The Rockaway Peninsula's tortured development history enters its latest chapter, with ill-fated spec buildings disintegrating next to successful new housing development, and a rezoning belatedly attempting to instill order.

Do People Only Use 10 Percent Of Their Brains?

The human brain is complex. Along with performing millions of mundane acts, it composes concertos, issues manifestos and comes up with elegant solutions to equations.

Views of the Race From Across the Atlantic

American voters are not the only ones taking a closer look at the field of contenders for the presidency.

Why Does China Care About Tibet?

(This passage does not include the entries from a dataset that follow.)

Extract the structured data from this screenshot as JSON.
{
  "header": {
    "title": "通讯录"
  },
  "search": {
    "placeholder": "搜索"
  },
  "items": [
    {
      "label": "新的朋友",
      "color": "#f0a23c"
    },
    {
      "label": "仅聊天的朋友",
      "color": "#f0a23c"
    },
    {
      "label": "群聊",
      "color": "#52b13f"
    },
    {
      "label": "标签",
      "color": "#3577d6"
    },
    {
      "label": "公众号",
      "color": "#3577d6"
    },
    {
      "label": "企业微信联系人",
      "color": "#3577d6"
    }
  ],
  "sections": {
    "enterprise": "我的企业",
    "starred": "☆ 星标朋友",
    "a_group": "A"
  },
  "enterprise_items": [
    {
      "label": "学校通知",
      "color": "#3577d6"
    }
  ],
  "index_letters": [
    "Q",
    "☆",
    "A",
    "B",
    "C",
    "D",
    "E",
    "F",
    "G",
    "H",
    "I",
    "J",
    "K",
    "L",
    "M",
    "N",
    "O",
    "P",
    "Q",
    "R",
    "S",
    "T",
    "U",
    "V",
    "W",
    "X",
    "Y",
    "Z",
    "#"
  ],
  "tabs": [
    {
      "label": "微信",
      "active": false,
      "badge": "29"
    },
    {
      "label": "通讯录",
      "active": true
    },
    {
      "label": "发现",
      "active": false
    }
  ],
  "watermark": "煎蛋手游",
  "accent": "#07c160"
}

Buddhist monks and other Tibetans began protesting in and around Lhasa on March 10, the anniversary of a major uprising against Chinese rule.

Consider the Kumquat

As a young girl growing up on a California vineyard, I passed the long summers outdoors, and when I wasn't catching lizards or squeezing grapes into fizzy water in order to make "wine spritzers", I was foraging.

Making Testing Accessible

Zachary Westcott knows that he should get tested for HIV. As a 27-year-old sex worker who serves both women and men, he is especially at risk. But the lines at clinics are long and the staff can be callous, so he tends to put it off.

Full Brownstone Nests

The kids are moving back home in Brooklyn—because they need to (and they want to!). But what about when they start families of their own? Or when the boyfriend wants to sleep over?

Ballet as a Reality Show

On a wintry Wednesday afternoon, thousands discovered that New York City Ballet principal dancer Maria Kowroski wears flared purple legwarmers.

History's Storyteller

Public historian Richard Rabinowitz prefers the storytelling of history to lecturing on its particulars.